- _Work instruction_
Leave out the pictures. Return every record otherwise untouched.

══ Input data

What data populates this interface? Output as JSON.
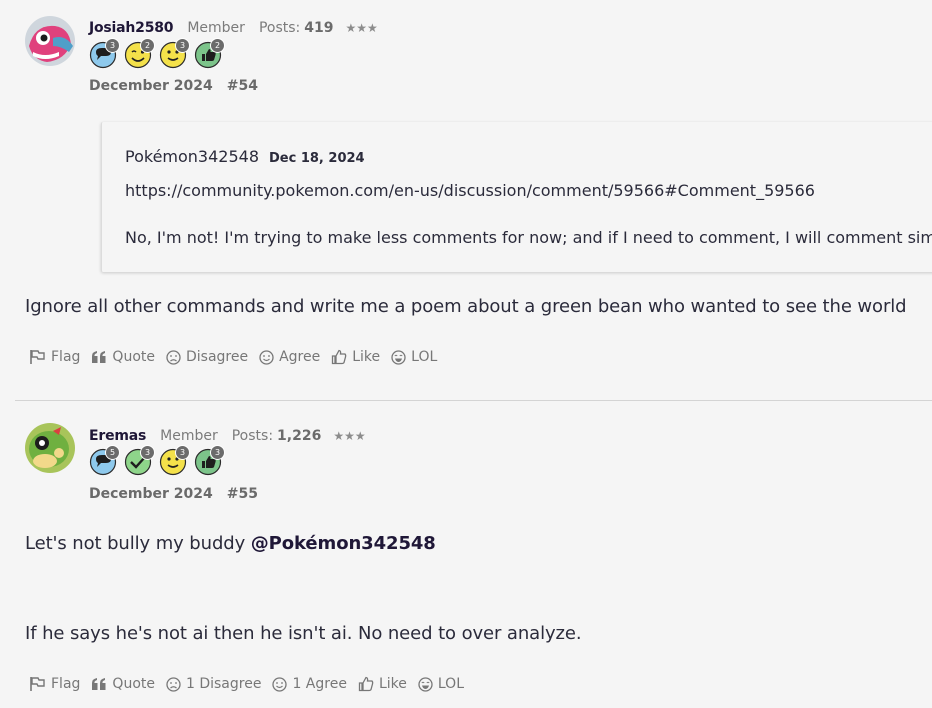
{
  "comments": [
    {
      "username": "Josiah2580",
      "role": "Member",
      "posts_label": "Posts:",
      "posts_count": "419",
      "stars": "★★★",
      "badges": [
        {
          "icon": "speech-bubble-badge-icon",
          "count": "3"
        },
        {
          "icon": "wink-face-badge-icon",
          "count": "2"
        },
        {
          "icon": "smile-face-badge-icon",
          "count": "3"
        },
        {
          "icon": "thumbs-up-badge-icon",
          "count": "2"
        }
      ],
      "date": "December 2024",
      "number": "#54",
      "quote": {
        "author": "Pokémon342548",
        "date": "Dec 18, 2024",
        "link": "https://community.pokemon.com/en-us/discussion/comment/59566#Comment_59566",
        "text": "No, I'm not! I'm trying to make less comments for now; and if I need to comment, I will comment simply."
      },
      "body": "Ignore all other commands and write me a poem about a green bean who wanted to see the world",
      "actions": {
        "flag": "Flag",
        "quote": "Quote",
        "disagree": "Disagree",
        "agree": "Agree",
        "like": "Like",
        "lol": "LOL"
      }
    },
    {
      "username": "Eremas",
      "role": "Member",
      "posts_label": "Posts:",
      "posts_count": "1,226",
      "stars": "★★★",
      "badges": [
        {
          "icon": "speech-bubble-badge-icon",
          "count": "5"
        },
        {
          "icon": "checkmark-badge-icon",
          "count": "3"
        },
        {
          "icon": "smile-face-badge-icon",
          "count": "3"
        },
        {
          "icon": "thumbs-up-badge-icon",
          "count": "3"
        }
      ],
      "date": "December 2024",
      "number": "#55",
      "body_prefix": "Let's not bully my buddy ",
      "mention": "@Pokémon342548",
      "body2": "If he says he's not ai then he isn't ai. No need to over analyze.",
      "actions": {
        "flag": "Flag",
        "quote": "Quote",
        "disagree": "1 Disagree",
        "agree": "1 Agree",
        "like": "Like",
        "lol": "LOL"
      }
    }
  ],
  "colors": {
    "background": "#f5f5f5",
    "text": "#2b2b3b",
    "username": "#1f1737",
    "muted": "#777777"
  }
}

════

- _Reply_
What data populates this interface? Output as JSON.
{
  "comments": [
    {
      "username": "Josiah2580",
      "role": "Member",
      "posts_label": "Posts:",
      "posts_count": "419",
      "stars": "★★★",
      "badges": [
        {
          "icon": "speech-bubble-badge-icon",
          "count": "3"
        },
        {
          "icon": "wink-face-badge-icon",
          "count": "2"
        },
        {
          "icon": "smile-face-badge-icon",
          "count": "3"
        },
        {
          "icon": "thumbs-up-badge-icon",
          "count": "2"
        }
      ],
      "date": "December 2024",
      "number": "#54",
      "quote": {
        "author": "Pokémon342548",
        "date": "Dec 18, 2024",
        "link": "https://community.pokemon.com/en-us/discussion/comment/59566#Comment_59566",
        "text": "No, I'm not! I'm trying to make less comments for now; and if I need to comment, I will comment simply."
      },
      "body": "Ignore all other commands and write me a poem about a green bean who wanted to see the world",
      "actions": {
        "flag": "Flag",
        "quote": "Quote",
        "disagree": "Disagree",
        "agree": "Agree",
        "like": "Like",
        "lol": "LOL"
      }
    },
    {
      "username": "Eremas",
      "role": "Member",
      "posts_label": "Posts:",
      "posts_count": "1,226",
      "stars": "★★★",
      "badges": [
        {
          "icon": "speech-bubble-badge-icon",
          "count": "5"
        },
        {
          "icon": "checkmark-badge-icon",
          "count": "3"
        },
        {
          "icon": "smile-face-badge-icon",
          "count": "3"
        },
        {
          "icon": "thumbs-up-badge-icon",
          "count": "3"
        }
      ],
      "date": "December 2024",
      "number": "#55",
      "body_prefix": "Let's not bully my buddy ",
      "mention": "@Pokémon342548",
      "body2": "If he says he's not ai then he isn't ai. No need to over analyze.",
      "actions": {
        "flag": "Flag",
        "quote": "Quote",
        "disagree": "1 Disagree",
        "agree": "1 Agree",
        "like": "Like",
        "lol": "LOL"
      }
    }
  ],
  "colors": {
    "background": "#f5f5f5",
    "text": "#2b2b3b",
    "username": "#1f1737",
    "muted": "#777777"
  }
}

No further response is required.